My uncle Luke lives with a serious chronic illness. He told me that he thinks of healing as “grounding,” a way of not being imprisoned by his physical limitations or emotional lows. “If my body is ailing, my spirit kicks into overdrive and all is well…if I slip into the dumps, my spirit kicks in and all is well.”
Although David and Luke have never met, they could have been taking part in the same conversation. For these two men, healing means to transcend the difficulty of physical and emotional pain.

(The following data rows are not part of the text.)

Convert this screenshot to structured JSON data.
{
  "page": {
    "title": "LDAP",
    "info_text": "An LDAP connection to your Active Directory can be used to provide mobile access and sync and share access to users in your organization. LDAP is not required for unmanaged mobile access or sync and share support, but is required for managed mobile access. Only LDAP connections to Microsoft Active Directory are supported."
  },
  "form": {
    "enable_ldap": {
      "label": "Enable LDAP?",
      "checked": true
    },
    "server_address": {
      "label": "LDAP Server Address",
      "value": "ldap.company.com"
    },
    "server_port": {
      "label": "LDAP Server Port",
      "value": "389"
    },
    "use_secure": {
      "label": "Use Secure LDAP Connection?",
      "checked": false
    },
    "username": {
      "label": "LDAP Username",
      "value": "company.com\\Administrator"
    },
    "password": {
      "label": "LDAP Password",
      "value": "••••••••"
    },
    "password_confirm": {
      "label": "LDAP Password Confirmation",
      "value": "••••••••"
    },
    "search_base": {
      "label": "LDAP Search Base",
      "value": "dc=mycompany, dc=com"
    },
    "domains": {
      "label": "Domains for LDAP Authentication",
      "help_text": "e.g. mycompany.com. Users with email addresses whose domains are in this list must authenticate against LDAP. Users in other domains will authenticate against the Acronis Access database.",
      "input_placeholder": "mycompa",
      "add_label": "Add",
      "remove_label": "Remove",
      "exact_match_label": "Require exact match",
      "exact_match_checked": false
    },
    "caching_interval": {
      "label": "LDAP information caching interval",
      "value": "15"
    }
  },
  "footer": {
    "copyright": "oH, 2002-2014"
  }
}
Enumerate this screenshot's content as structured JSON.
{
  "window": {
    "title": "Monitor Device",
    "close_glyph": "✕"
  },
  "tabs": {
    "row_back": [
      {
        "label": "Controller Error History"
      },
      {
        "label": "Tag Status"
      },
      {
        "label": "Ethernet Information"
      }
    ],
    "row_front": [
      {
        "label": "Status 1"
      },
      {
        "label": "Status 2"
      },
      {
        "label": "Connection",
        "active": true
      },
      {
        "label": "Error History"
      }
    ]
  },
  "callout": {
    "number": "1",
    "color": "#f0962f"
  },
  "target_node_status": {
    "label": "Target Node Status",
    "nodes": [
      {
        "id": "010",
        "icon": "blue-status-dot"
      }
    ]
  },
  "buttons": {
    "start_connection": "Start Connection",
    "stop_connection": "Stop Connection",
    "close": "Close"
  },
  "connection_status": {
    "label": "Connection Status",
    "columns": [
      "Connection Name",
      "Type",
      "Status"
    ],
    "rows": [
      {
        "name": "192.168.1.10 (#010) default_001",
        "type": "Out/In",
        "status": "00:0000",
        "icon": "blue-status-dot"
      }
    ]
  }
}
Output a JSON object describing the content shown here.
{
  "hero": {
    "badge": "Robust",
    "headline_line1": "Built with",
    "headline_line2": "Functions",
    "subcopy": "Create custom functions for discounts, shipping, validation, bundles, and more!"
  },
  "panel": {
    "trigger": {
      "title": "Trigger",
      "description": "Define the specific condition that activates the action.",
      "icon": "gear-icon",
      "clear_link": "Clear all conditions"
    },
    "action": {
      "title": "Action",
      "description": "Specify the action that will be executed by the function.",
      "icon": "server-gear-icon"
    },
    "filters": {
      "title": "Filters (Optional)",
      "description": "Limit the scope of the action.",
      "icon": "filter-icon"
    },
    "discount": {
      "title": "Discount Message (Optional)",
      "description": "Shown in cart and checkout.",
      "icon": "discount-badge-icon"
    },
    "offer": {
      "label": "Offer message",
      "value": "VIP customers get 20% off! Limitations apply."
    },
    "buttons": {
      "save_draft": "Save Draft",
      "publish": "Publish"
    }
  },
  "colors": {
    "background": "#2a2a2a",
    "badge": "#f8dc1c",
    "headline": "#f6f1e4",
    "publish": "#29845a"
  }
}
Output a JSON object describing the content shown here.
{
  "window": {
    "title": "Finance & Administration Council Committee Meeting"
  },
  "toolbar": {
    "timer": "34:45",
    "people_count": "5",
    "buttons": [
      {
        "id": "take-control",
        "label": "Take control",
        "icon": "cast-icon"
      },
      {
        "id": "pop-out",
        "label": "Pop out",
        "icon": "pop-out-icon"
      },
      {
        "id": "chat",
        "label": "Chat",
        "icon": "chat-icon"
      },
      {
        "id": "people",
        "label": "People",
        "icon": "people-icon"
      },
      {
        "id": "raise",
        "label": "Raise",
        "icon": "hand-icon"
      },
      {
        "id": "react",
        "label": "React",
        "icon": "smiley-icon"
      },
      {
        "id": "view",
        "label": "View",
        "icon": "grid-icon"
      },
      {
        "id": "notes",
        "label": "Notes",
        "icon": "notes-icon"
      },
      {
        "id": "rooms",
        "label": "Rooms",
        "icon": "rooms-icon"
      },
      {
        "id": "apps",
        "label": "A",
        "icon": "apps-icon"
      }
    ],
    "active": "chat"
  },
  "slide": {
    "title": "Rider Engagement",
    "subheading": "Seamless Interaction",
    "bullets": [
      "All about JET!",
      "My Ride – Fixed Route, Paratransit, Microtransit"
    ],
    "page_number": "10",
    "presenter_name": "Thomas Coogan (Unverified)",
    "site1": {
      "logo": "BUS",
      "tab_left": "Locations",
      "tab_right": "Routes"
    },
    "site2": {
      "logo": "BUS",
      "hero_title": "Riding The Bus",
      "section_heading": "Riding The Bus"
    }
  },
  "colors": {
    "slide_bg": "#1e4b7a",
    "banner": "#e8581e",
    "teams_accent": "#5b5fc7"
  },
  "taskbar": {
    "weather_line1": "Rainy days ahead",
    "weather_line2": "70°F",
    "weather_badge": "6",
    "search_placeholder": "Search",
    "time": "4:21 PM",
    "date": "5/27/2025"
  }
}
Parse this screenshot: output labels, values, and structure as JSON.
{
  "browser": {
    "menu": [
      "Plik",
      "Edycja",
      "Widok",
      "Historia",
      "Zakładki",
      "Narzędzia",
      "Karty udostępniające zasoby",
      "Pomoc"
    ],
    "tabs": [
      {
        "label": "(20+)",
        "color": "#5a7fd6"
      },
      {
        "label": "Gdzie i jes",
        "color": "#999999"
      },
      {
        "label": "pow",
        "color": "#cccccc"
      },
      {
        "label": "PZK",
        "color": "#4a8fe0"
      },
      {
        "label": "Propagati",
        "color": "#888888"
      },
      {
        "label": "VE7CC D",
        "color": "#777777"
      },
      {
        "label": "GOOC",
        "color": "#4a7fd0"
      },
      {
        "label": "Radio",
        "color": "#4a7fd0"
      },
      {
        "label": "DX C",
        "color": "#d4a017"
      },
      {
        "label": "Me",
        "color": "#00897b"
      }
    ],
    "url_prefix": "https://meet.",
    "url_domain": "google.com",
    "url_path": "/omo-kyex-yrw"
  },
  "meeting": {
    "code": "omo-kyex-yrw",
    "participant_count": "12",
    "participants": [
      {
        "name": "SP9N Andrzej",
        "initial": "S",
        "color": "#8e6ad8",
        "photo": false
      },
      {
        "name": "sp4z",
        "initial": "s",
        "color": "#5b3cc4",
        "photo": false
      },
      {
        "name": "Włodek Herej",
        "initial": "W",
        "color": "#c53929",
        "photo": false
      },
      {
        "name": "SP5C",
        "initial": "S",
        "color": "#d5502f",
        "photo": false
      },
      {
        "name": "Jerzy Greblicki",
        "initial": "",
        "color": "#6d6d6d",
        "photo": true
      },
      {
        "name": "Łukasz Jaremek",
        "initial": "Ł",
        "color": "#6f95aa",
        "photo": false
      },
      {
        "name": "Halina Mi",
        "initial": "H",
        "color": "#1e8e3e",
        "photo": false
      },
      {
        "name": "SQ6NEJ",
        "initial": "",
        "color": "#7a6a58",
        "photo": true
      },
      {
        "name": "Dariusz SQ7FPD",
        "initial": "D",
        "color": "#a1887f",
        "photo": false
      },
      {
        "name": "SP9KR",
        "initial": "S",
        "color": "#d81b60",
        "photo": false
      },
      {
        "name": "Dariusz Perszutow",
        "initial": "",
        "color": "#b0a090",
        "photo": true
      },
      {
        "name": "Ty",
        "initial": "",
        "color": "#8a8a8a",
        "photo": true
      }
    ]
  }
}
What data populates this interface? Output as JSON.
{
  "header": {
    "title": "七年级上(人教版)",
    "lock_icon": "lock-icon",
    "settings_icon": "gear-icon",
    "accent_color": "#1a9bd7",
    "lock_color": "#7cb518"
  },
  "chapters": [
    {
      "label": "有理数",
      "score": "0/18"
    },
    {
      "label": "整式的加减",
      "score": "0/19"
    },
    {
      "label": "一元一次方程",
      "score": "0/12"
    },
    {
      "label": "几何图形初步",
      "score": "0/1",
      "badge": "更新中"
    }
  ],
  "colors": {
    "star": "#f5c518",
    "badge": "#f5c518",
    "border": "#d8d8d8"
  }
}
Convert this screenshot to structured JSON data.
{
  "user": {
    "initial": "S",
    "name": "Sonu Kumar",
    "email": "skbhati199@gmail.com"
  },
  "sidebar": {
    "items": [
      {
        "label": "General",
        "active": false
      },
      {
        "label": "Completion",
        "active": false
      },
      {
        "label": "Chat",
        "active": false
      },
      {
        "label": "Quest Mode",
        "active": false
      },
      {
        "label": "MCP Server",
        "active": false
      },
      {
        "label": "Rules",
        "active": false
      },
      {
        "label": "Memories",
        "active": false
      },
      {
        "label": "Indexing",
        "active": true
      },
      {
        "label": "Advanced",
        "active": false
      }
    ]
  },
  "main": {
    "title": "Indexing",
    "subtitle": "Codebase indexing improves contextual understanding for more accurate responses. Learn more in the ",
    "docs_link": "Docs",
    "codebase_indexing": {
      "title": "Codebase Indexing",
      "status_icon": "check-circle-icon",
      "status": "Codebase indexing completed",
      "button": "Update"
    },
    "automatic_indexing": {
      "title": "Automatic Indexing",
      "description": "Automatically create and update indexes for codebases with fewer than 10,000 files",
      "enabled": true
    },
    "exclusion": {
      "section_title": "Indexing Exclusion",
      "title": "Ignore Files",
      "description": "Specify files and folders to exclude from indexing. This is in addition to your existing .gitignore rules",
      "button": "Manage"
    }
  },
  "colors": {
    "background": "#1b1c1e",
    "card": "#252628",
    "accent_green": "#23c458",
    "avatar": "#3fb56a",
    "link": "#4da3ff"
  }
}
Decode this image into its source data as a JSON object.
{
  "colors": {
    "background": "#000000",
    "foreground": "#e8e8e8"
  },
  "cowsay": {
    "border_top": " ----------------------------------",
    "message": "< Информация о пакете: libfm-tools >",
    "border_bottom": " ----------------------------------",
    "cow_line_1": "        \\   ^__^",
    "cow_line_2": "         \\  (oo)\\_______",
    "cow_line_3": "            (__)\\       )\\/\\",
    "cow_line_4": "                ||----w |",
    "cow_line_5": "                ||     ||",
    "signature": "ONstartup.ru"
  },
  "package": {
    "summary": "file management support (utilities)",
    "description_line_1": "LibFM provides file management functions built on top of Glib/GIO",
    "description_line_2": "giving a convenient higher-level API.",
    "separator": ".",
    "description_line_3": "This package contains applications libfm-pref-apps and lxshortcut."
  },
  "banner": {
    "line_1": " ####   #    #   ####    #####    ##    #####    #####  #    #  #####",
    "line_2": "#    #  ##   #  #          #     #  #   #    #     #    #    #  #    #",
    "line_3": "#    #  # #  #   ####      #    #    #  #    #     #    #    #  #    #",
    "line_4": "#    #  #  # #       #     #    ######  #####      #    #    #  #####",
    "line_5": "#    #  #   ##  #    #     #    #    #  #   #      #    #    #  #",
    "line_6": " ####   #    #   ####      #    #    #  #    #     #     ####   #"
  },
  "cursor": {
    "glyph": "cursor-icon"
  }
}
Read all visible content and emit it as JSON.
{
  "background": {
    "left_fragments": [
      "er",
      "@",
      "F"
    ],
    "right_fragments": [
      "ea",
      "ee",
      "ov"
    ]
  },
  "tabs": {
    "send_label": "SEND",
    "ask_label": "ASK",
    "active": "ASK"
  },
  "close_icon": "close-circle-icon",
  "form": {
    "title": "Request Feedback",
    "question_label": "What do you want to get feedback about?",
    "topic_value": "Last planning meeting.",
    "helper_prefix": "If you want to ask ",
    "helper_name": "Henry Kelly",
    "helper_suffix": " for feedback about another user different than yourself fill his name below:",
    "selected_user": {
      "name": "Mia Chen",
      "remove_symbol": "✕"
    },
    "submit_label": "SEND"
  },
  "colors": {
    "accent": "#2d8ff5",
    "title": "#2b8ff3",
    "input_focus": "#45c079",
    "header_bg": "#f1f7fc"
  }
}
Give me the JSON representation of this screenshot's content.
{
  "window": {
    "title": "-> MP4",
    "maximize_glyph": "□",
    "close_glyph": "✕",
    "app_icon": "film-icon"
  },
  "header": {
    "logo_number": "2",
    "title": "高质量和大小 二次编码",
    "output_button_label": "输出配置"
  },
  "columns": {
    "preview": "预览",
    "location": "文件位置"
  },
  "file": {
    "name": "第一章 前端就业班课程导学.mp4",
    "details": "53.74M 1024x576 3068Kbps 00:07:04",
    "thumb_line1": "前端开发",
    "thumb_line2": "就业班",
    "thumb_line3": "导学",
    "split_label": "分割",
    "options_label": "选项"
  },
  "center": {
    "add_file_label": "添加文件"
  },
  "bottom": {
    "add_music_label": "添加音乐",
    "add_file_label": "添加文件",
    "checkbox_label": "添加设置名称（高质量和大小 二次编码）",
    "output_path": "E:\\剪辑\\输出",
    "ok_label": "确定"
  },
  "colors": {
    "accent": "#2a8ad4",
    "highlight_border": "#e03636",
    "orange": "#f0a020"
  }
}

And Debbie Friedman’s music showed us a way of activating the life-giving force of creation by making blessings.
Being a Blessing
We don’t have to be physicians, therapists, rabbis, or musical liturgists to create the opportunity for another person’s healing. Presence and intention can have a powerful impact and can be used by any of us at any time. The kind attention of another human being is a gateway through which healing, like an early-spring daffodil, can emerge. We don’t have to provide any answers, or make anything better. My friend Raymond wrote that he thinks “healing” means “listening.” And we can create quiet to listen to ourselves, and to be kind to ourselves, just as much as we can offer this to others. If only we can find the courage to do so.
Debbie Friedman has given the world many gifts, but perhaps most precious are the gifts of blessing and healing. And because we can never wish this too often: may our lives be a blessing.
Thank you to Emily Cornell, Luke Gentle, Raymond Luczak and the Rev. David G. Smith for sharing their thoughts on healing with me.
Filed Under: Being Jewish